Liposuction is used to remove unwanted fat from the human body. It's one of the most popular cosmetic procedures, but what happens when you're done with your fat? How does it get reused? I mean, usually we throw away waste and it goes into a landfill somewhere. But in this case, there are many other options for your old lipo fat than just throwing it away! That's why today we're going to learn about what happens when you get liposuction done: where does your “waste” go from there?
Medical waste is disposed of in a sanitary manner by incineration, or treatment with chemicals. In the past, this was done at landfills that were not designed for handling medical waste. Since these wastes can contain infectious agents, they must be properly treated before disposal.
Medical waste is not used in any way and cannot be thrown away. For example, you should never put it down your drain or flush it down the toilet because doing so could cause serious problems for the environment and public health.
Medical waste is usually incinerated. This process involves burning the waste at extremely high temperatures to destroy any potentially infectious remains. Recycling isn’t an option, because medical waste contains materials that cannot be recycled, such as needles and tubing.
Medical waste may also be buried in a landfill or landfilled in a special pit outside of the regular trash area where it will decay over time. It is illegal for medical providers to simply throw away their medical wastes into regular trash cans since these can contain infectious materials that might spread disease when handled by others or cause harm by being handled by scavengers and other animals.
Some types of medical waste can also go into compost bins if they are biodegradable—but this depends on your facility’s rules regarding what sort of materials they allow into their compost heap; some facilities prohibit plastics or other non-compostable objects from entering its compost piles (or even just require them to be double bagged).
Does it make good sense to let people chose how their fat disposal is managed? The answer is yes, and here's why:
If you're looking to use human fat in disease treatments, there are no regulations on the use of human fat in disease treatments. The FDA is responsible for regulating drugs and medical devices, but they do not regulate fat. They also don't regulate medical waste disposal and storage, which means that if you want to store your own liposuctioned fat tissue in your garage or attic, there's nothing stopping you from doing so—unless someone tells you not to do it, that is!
You can't throw your fat away. It may be a resource for someone you don't know!
You've probably heard of organ donation and blood donation, but have you ever heard of fat donation? Probably not, because it's not that common in the United States yet. But it's becoming more common worldwide. This means your liposuctioned fat might go to someone who needs treatment for a disease but can't afford it.
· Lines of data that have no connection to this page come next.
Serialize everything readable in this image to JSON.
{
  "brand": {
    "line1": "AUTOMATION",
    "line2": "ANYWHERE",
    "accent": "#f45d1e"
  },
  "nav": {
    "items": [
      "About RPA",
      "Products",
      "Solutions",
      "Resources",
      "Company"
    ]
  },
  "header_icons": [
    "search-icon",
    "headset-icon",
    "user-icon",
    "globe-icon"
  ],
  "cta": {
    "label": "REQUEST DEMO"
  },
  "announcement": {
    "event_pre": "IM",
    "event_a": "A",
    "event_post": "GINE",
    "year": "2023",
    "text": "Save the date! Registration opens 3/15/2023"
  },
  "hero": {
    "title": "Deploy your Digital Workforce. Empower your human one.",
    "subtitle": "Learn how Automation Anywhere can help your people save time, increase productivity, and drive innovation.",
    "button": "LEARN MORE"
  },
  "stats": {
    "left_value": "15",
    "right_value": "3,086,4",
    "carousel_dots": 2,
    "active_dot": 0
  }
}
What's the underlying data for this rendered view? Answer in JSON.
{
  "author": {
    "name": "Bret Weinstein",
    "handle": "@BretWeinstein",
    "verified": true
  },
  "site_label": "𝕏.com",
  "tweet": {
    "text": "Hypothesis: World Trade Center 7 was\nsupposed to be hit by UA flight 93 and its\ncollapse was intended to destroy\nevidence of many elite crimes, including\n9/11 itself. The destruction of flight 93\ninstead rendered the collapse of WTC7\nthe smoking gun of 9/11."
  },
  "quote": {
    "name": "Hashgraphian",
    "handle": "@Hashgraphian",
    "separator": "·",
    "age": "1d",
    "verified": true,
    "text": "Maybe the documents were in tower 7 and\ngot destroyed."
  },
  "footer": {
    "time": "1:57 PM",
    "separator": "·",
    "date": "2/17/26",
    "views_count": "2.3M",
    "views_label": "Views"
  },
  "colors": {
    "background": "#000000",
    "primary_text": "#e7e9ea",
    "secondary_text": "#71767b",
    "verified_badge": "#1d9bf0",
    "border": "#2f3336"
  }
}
Here's how it works: imagine there is a man who needs some LipoFasT to treat his diabetes (which is an expensive condition). His doctor tells him he needs $10,000 worth of LipoFasT treatments, but the man doesn't have $10k lying around and won't likely be able to pay anything close to that amount anytime soon. Luckily for this guy—and all people like him—there is another option available: he can get his own fat cells removed by liposuction surgery and then donate them! The doctor will use those cells as medicine instead of buying new ones from another company; this means both patients are happy with their medical care solution as opposed to either paying high prices or getting subpar results due solely because they couldn’t afford better care options on their own terms until now."
In short, we don't know what happens to all the fat removed in liposuction procedures. We do know that some goes into landfills. We also know that some of it is used for energy production or other byproducts. And we've heard rumors about how some doctors may be selling their patients' discarded fat without their consent (or even knowledge). But there's still a lot to learn about how our bodies handle this stuff, and how best to make use of these resources before they're gone forever!